That is, essentially, the same plot of Black Panther, in negative. Prince T’Challa (Chadwick Boseman) inherited his country’s throne upon the assassination of his father (we saw that play out in 2016’s Captain America: Civil War). Wakanda is a nation of untold wealth, but with the use of secret technology, a force field has hidden that from the outside world. To the United Nations, Wakanda is a third-world nation of destitute farmers; under the dome, it’s a vibrant utopia that looks like Blade Runner without the rain. Wakanda has maintained its culture by staying out of worldwide involvement — it makes Switzerland look like Putin’s Kremlin — though it sends spies to monitor the goings-on around the world. One such spy turned on his homeland decades ago when he witnessed the infestation of drugs, oppression and violence leveled on people of color across the globe, but especially the U.S. His treachery was uncovered, though, before he could put his plan into action. Now, 30 years later, his business partner (Andy Serkis) and a mysterious commando known as Erik Killmonger (Michael B. Jordan), are poised to bring about a change in policy, through Any Means Necessary. And T’Challa vows to do what it takes to keep Wakanda an informed but neutral party.
If that sounds vaguely like the conflict between Malcolm X and Martin Luther King Jr., then you have caught on to the inherent drama — and the current cultural boiling point — that has set this film ablaze. T’Challa vs. Killmonger: spy vs. assassin, diplomat vs. soldier, reason vs. emotion, leadership vs. demagoguery. The cognitive dissonance is that both are correct, and neither are. Erik’s behavior is brutal, but his aim is justice. Anger drives him more than compassion and patience. Wakanda allowed the slave trade to take place as an observer, and Erik won’t let that happen again.
If that doesn’t resonate in the context of the Black Lives Matter movement, then you ain’t woke.
Director-co-writer Ryan Coogler’s genius is making a case for both sides while casting two actors of such diverse styles as to draw the tension into sharp relief. Boseman is studied, elegant, mature; he walks down the halls of his palace like he’s strutting into a club. Jordan, on the other hand is an actor of presence, of fiery eyes and overdeveloped muscles. He’s physically imposing and a little scary — more so than inspiring, which is one of T’Challa’s gifts. He’s Richard III in a bodysuit. And for a while, he displaces T’Challa with his greater display of strength and ruthlessness. The the second half of Black Panther plays out so that it could be subtitled How T’Challa Got His Groove Back. (Angela Bassett is even on hand!)

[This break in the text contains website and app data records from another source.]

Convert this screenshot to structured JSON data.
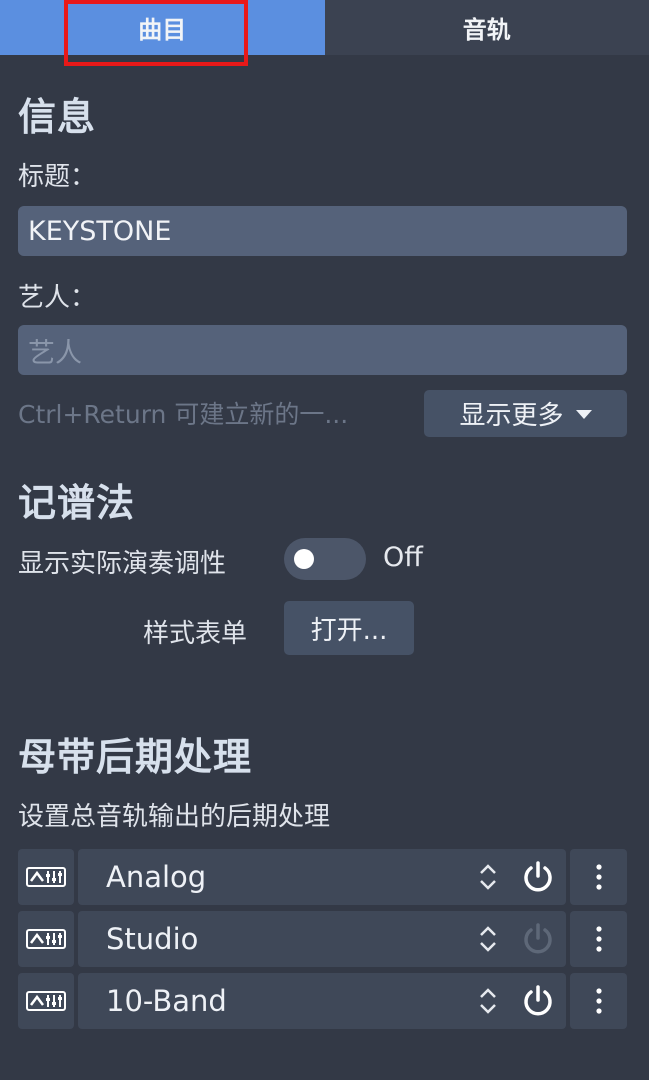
{
  "tabs": [
    {
      "label": "曲目",
      "active": true
    },
    {
      "label": "音轨",
      "active": false
    }
  ],
  "info": {
    "heading": "信息",
    "title_label": "标题：",
    "title_value": "KEYSTONE",
    "artist_label": "艺人：",
    "artist_placeholder": "艺人",
    "hint": "Ctrl+Return 可建立新的一...",
    "show_more_label": "显示更多"
  },
  "notation": {
    "heading": "记谱法",
    "concert_pitch_label": "显示实际演奏调性",
    "concert_pitch_state": "Off",
    "style_sheet_label": "样式表单",
    "open_button_label": "打开..."
  },
  "mastering": {
    "heading": "母带后期处理",
    "description": "设置总音轨输出的后期处理",
    "effects": [
      {
        "name": "Analog",
        "enabled": true
      },
      {
        "name": "Studio",
        "enabled": false
      },
      {
        "name": "10-Band",
        "enabled": true
      }
    ]
  },
  "colors": {
    "active_tab": "#5b8fe0",
    "highlight": "#e81919",
    "background": "#333946",
    "field": "#55627a"
  }
}
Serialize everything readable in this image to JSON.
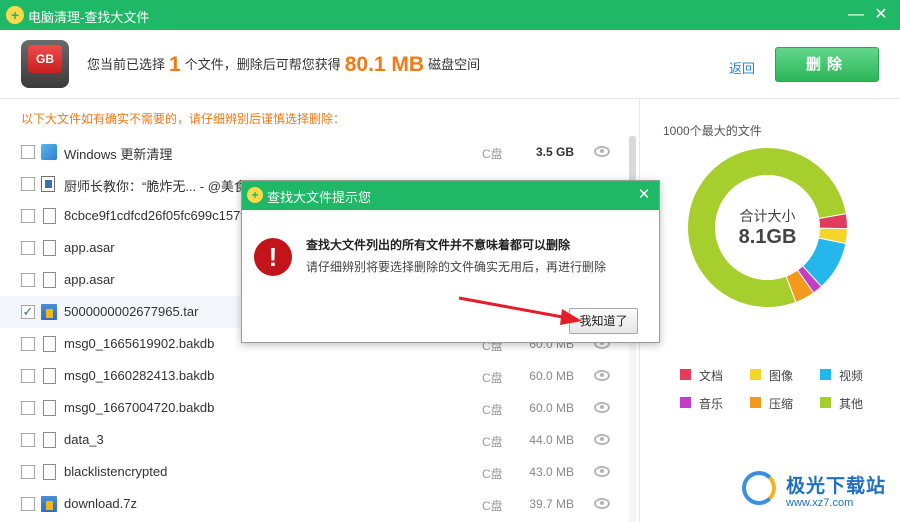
{
  "window": {
    "title": "电脑清理-查找大文件",
    "minimize_glyph": "—",
    "close_glyph": "✕"
  },
  "summary": {
    "icon_text": "GB",
    "prefix": "您当前已选择",
    "count": "1",
    "mid": "个文件，删除后可帮您获得",
    "amount": "80.1 MB",
    "suffix": "磁盘空间",
    "back_label": "返回",
    "delete_label": "删除"
  },
  "notice": "以下大文件如有确实不需要的，请仔细辨别后谨慎选择删除：",
  "files": [
    {
      "name": "Windows 更新清理",
      "drive": "C盘",
      "size": "3.5 GB",
      "checked": false,
      "icon": "winupd-icon"
    },
    {
      "name": "厨师长教你：“脆炸无... - @美食",
      "drive": "",
      "size": "",
      "checked": false,
      "icon": "video-icon"
    },
    {
      "name": "8cbce9f1cdfcd26f05fc699c157f",
      "drive": "",
      "size": "",
      "checked": false,
      "icon": "doc-icon"
    },
    {
      "name": "app.asar",
      "drive": "",
      "size": "",
      "checked": false,
      "icon": "doc-icon"
    },
    {
      "name": "app.asar",
      "drive": "",
      "size": "",
      "checked": false,
      "icon": "doc-icon"
    },
    {
      "name": "5000000002677965.tar",
      "drive": "",
      "size": "",
      "checked": true,
      "icon": "archive-icon"
    },
    {
      "name": "msg0_1665619902.bakdb",
      "drive": "C盘",
      "size": "60.0 MB",
      "checked": false,
      "icon": "doc-icon"
    },
    {
      "name": "msg0_1660282413.bakdb",
      "drive": "C盘",
      "size": "60.0 MB",
      "checked": false,
      "icon": "doc-icon"
    },
    {
      "name": "msg0_1667004720.bakdb",
      "drive": "C盘",
      "size": "60.0 MB",
      "checked": false,
      "icon": "doc-icon"
    },
    {
      "name": "data_3",
      "drive": "C盘",
      "size": "44.0 MB",
      "checked": false,
      "icon": "doc-icon"
    },
    {
      "name": "blacklistencrypted",
      "drive": "C盘",
      "size": "43.0 MB",
      "checked": false,
      "icon": "doc-icon"
    },
    {
      "name": "download.7z",
      "drive": "C盘",
      "size": "39.7 MB",
      "checked": false,
      "icon": "archive-icon"
    }
  ],
  "right_panel": {
    "title": "1000个最大的文件",
    "total_label": "合计大小",
    "total_value": "8.1GB"
  },
  "chart_data": {
    "type": "pie",
    "title": "1000个最大的文件",
    "center_label": "合计大小",
    "center_value": "8.1GB",
    "categories": [
      "文档",
      "图像",
      "视频",
      "音乐",
      "压缩",
      "其他"
    ],
    "colors": [
      "#e23b5b",
      "#f4d52a",
      "#25b6ec",
      "#c33ec6",
      "#f39a1d",
      "#a6cf2e"
    ],
    "values": [
      3,
      3,
      10,
      2,
      4,
      78
    ]
  },
  "dialog": {
    "title": "查找大文件提示您",
    "close_glyph": "✕",
    "warn_glyph": "!",
    "line1": "查找大文件列出的所有文件并不意味着都可以删除",
    "line2": "请仔细辨别将要选择删除的文件确实无用后，再进行删除",
    "ok_label": "我知道了"
  },
  "watermark": {
    "brand": "极光下载站",
    "url": "www.xz7.com"
  }
}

Coogler also commingles other elements. Ludwig Goransson’s score combines tribal instruments with orchestral bombast (it’s amazing); T’Challa’s first mission is put together as is he could be the next James Bond, with a Q-like recitation of weaponry and an elegant sophistication between action set pieces, then morphs into a war picture; and the theme of family adds emotional resonance to the whole affair.
But it may be the mythmaking where Coogler & Co. achieve their transcendence. At a time when racial divides are more frustrating than ever precisely because our institutions flog false narrative of post-racial society, Black Panther empowers us by showing strong, smart, rich people of color as leaders, not warlords. The film’s coda brings it all back home to remind us that we are all part of the same family, and we owe everyone our best. Only fools build walls; the wise build bridges.